This thesis presents a very efficient hybrid method for analysis and design of optical and passive photonic devices. The main focus is on unbounded wave structures. This class of photonic systems are in general very large in terms of the wavelength of the driving optical sources. The size of the problem space makes the electromagnetic modelling of these structure a very challenging problem. Our approach and main contribution has been to combine or hybridize three methods that together can handle this class of photonic structures as a whole. <br /><br /> The basis of the hybrid method is a novel Gaussian Beam Tracing method GBT. Gaussian Beams (GB) are very suitable elementary functions for tracing and tracking purposes due to their finite extent and the fact that they are good approximations for actual laser beams. The GBT presented in this thesis is based on the principle of phase matching. This method can be used to model the reflection and refraction of Gaussian beams from general curved surfaces as long as the curvature of the surface is relatively small. It can also model wave propagation in free space. The developed GBT is extremely fast as it essentially uses simple algebraic equations to find the parameters of the reflected and refracted beams once the parameters of the incident beam is known. Therefore sections of the systems whose dimensions are large relative to the optical wavelength are simulated by the GBT method. <br /><br /> Fields entering a photonic system may not possess an exact Gaussian profile. For example if an aperture limits the input laser to the system, the field is no longer a GB. In these and other similar cases the field at some aperture plane needs to be expanded into a sum of GBs. Gabor expansion has been used for this purpose.

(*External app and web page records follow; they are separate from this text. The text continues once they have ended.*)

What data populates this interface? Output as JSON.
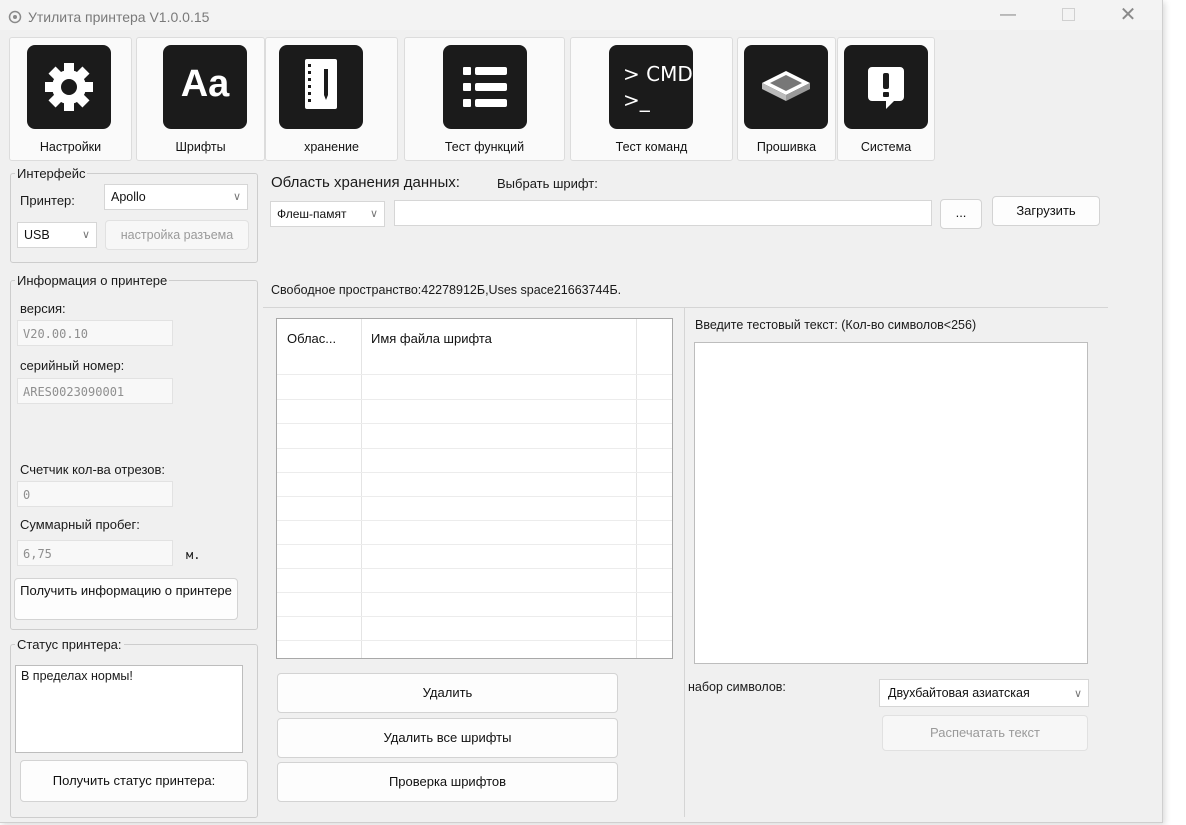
{
  "window": {
    "title": "Утилита принтера  V1.0.0.15",
    "controls": {
      "minimize": "—",
      "close": "✕"
    }
  },
  "toolbar": [
    {
      "label": "Настройки",
      "icon": "gear-icon"
    },
    {
      "label": "Шрифты",
      "icon": "font-aa-icon",
      "glyph": "Aa"
    },
    {
      "label": "хранение",
      "icon": "notebook-pencil-icon"
    },
    {
      "label": "Тест функций",
      "icon": "list-icon"
    },
    {
      "label": "Тест команд",
      "icon": "cmd-terminal-icon",
      "glyph": "> CMD\n>_"
    },
    {
      "label": "Прошивка",
      "icon": "chip-icon"
    },
    {
      "label": "Система",
      "icon": "alert-bubble-icon"
    }
  ],
  "interface": {
    "legend": "Интерфейс",
    "printer_label": "Принтер:",
    "printer_value": "Apollo",
    "port_value": "USB",
    "port_settings_button": "настройка разъема"
  },
  "printer_info": {
    "legend": "Информация о принтере",
    "version_label": "версия:",
    "version_value": "V20.00.10",
    "serial_label": "серийный номер:",
    "serial_value": "ARES0023090001",
    "cut_counter_label": "Счетчик кол-ва отрезов:",
    "cut_counter_value": "0",
    "mileage_label": "Суммарный пробег:",
    "mileage_value": "6,75",
    "mileage_unit": "м.",
    "get_info_button": "Получить информацию о принтере"
  },
  "printer_status": {
    "legend": "Статус принтера:",
    "status_text": "В пределах нормы!",
    "get_status_button": "Получить статус принтера:"
  },
  "storage": {
    "area_label": "Область хранения данных:",
    "select_font_label": "Выбрать шрифт:",
    "area_value": "Флеш-памят",
    "file_path_value": "",
    "browse_button": "...",
    "load_button": "Загрузить",
    "space_info": "Свободное пространство:42278912Б,Uses space21663744Б."
  },
  "font_table": {
    "columns": [
      "Облас...",
      "Имя файла шрифта",
      ""
    ],
    "rows": []
  },
  "font_actions": {
    "delete_button": "Удалить",
    "delete_all_button": "Удалить все шрифты",
    "check_fonts_button": "Проверка шрифтов"
  },
  "test_text": {
    "label": "Введите тестовый текст: (Кол-во символов<256)",
    "value": "",
    "charset_label": "набор символов:",
    "charset_value": "Двухбайтовая азиатская",
    "print_button": "Распечатать текст"
  }
}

This method allows any form of field distribution on a flat or curved surface to be expanded into a sum of GBs. The resultant GBs are then launched inside the system and tracked by GBT. Calculation of the coefficients of the Gabor series is very fast (1-2 minutes on a typical computer for most applications). <br /><br /> In some cases the dimensions or physical properties of structures do not allow the application of the GBT method. For example if the curvature of a surface is very large (or its radius of curvature is very small) or if the surface contains sharp edges or sub-wavelength dimensions GBT is no longer valid. In these cases we have utilized the Finite Difference Time Domain method (FDTD). FDTD is a rigorous and very accurate full wave electromagnetic solver. The time domain form of Maxwell's equations are discretized and solved. No matrix inversion is needed for this method. If the size of the structure that needs to be analyzed is large relative to the wavelength FDTD can become increasingly time consuming. Nevertheless once a structure is simulated using FDTD for a given input, the output is expanded using Gabor expansion and the resultant beams can then be efficiently propagated through any desired system using GBT. For example if a diffraction grating is illuminated by some source, once the reflection is found using FDTD, it can be propagated very efficiently through any kind of lens or prism (or other optical structures) using GBT. Therefore the overall computational efficiency of the hybrid method is very high compared to other methods.